But the scary beast was so excited. He raced to Penny, grabbed her pole and threw it into the water. Hundreds of bright, silvery fish jumped, glistening in the sun. He pulled out a giant net and shoved it at Penny. “This is what you need now!” he boomed, but all Penny could do was stare, too shocked even to resist as he pushed her to the side of the boat.

“This is it!” her huge friend shouted. But Penny couldn’t hear him. Penny had already begun to sink. For as she’d thrown the net over her head, it carried her over the side with it, and together Penny and net plunged into the cold water. In a flash, most of the fish darted away. The new boat driver growled and quickly chased after them, leaving Penny thrashing against the tangled ropes.

“I knew you didn’t have what it takes,” the bossipotomus called. Penny couldn’t hear him, but she already knew it too. As she sank deeper and deeper, she thought of fishing at the shore with her trusty ole pole.

Just then, she noticed something strange. She wasn’t sinking anymore! And her ole pole was in front of her. A few shimmering fish swam around her. And they were pushing the net off of her head! And now they were showing her how to push her way to the surface. She followed, using her little arms as fins and kicking her legs like a big tail, faster and faster until she nearly shot out of the water, gasping for breath. The fish led her as she sputtered her way to safety, back to the shore, still dragging her ole pole behind her.

Today, even though she learned to swim like a fish, Penny still fishes from her old spot on the shore, with the ole pole. And she uses not a hook, but a book. (Picture the funniest fish book you ever saw, dangling from a string.) She catches the most fish of anyone, but she doesn’t keep any of them. Once in a while she looks out over the water to see if she can spot a crazy animal speeding around in a noisy boat she once caught that opened her eyes, but very nearly cost her life.

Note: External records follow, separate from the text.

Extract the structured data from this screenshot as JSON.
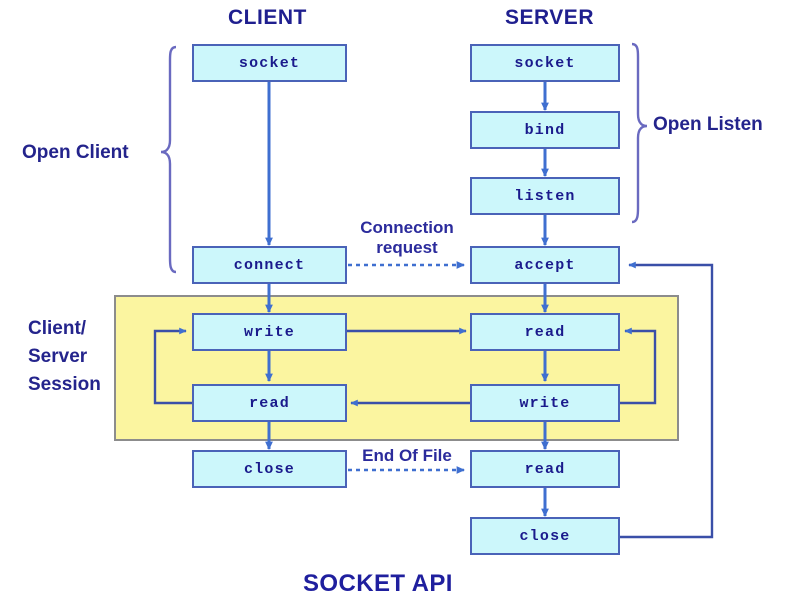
{
  "title": "SOCKET API",
  "columns": {
    "client": "CLIENT",
    "server": "SERVER"
  },
  "brackets": {
    "open_client": "Open Client",
    "open_listen": "Open Listen",
    "session_line1": "Client/",
    "session_line2": "Server",
    "session_line3": "Session"
  },
  "edge_labels": {
    "connection_request_line1": "Connection",
    "connection_request_line2": "request",
    "end_of_file": "End Of File"
  },
  "client_nodes": [
    {
      "id": "client-socket",
      "label": "socket"
    },
    {
      "id": "client-connect",
      "label": "connect"
    },
    {
      "id": "client-write",
      "label": "write"
    },
    {
      "id": "client-read",
      "label": "read"
    },
    {
      "id": "client-close",
      "label": "close"
    }
  ],
  "server_nodes": [
    {
      "id": "server-socket",
      "label": "socket"
    },
    {
      "id": "server-bind",
      "label": "bind"
    },
    {
      "id": "server-listen",
      "label": "listen"
    },
    {
      "id": "server-accept",
      "label": "accept"
    },
    {
      "id": "server-read-1",
      "label": "read"
    },
    {
      "id": "server-write",
      "label": "write"
    },
    {
      "id": "server-read-2",
      "label": "read"
    },
    {
      "id": "server-close",
      "label": "close"
    }
  ],
  "colors": {
    "node_fill": "#ccf7fb",
    "node_border": "#4a63b8",
    "session_fill": "#fbf5a0",
    "session_border": "#8c8c8c",
    "arrow": "#3f6fd0",
    "text": "#1a1a8c",
    "title": "#1f1f9e"
  }
}
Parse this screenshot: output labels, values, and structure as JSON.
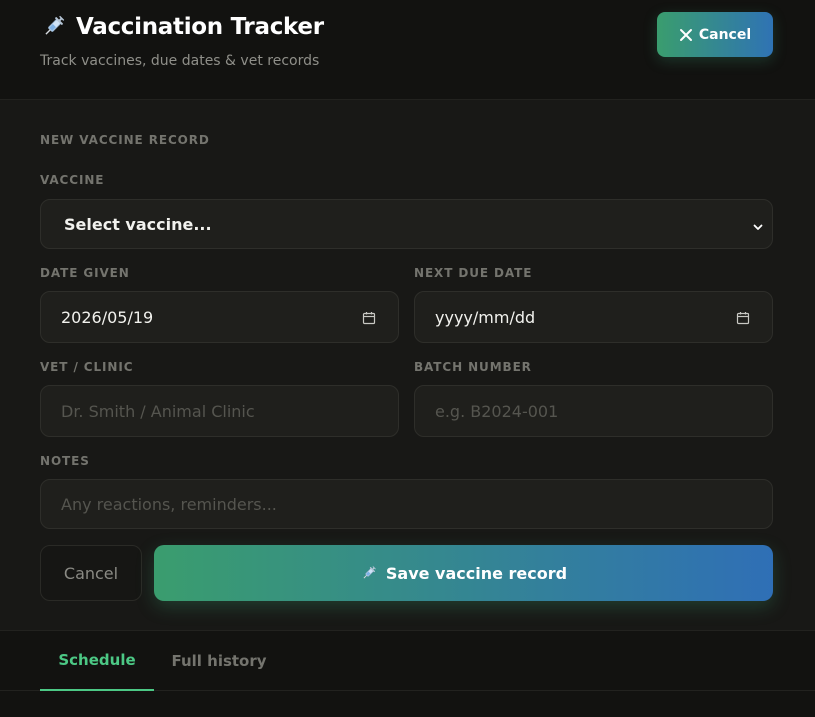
{
  "header": {
    "icon": "syringe-icon",
    "title": "Vaccination Tracker",
    "subtitle": "Track vaccines, due dates & vet records",
    "cancel_label": "Cancel",
    "cancel_icon": "close-icon",
    "accent_gradient": [
      "#3a9d6e",
      "#2f73b4"
    ]
  },
  "form": {
    "section_title": "NEW VACCINE RECORD",
    "vaccine": {
      "label": "VACCINE",
      "selected": "Select vaccine..."
    },
    "date_given": {
      "label": "DATE GIVEN",
      "value": "2026/05/19"
    },
    "next_due_date": {
      "label": "NEXT DUE DATE",
      "value": "yyyy/mm/dd"
    },
    "vet_clinic": {
      "label": "VET / CLINIC",
      "placeholder": "Dr. Smith / Animal Clinic"
    },
    "batch_number": {
      "label": "BATCH NUMBER",
      "placeholder": "e.g. B2024-001"
    },
    "notes": {
      "label": "NOTES",
      "placeholder": "Any reactions, reminders..."
    },
    "cancel_label": "Cancel",
    "save_label": "Save vaccine record",
    "save_icon": "syringe-icon"
  },
  "tabs": [
    {
      "label": "Schedule",
      "active": true
    },
    {
      "label": "Full history",
      "active": false
    }
  ],
  "colors": {
    "background": "#121210",
    "panel": "#181816",
    "active_tab": "#4cc885",
    "label": "#74746e"
  }
}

And sometimes others hear the amazing story and will find Penny. Many ask her how she catches so many fish just sitting on the shore. She always smiles and tells them the same thing. “The trick is to learn to be happy while you wait. After that, it’s only a question of which books to use.”

Sharing is nice

4 thoughts on “Fishing with Books, a children’s story”

  1. Lately, I’ve been doing a lot of storytelling with a young friend (6 years old), and it’s fun to see what telling children’s stories teaches us.

  2. Tell me more about this story. I do feel that writing from experience, especially the rough and tumble kind, carries more impact inherently than just writing from imagination. As a writer, I need to risk going out to sea.

  3. Susan, I wrote thinking about big publishing taking over new authors’ books, mainly. I see conference attendees hoping for something they aren’t ready for and I want to help them get ready. But certainly challenging experiences grow us when we’re able to survive and evaluate with the right eyes.

Discuss...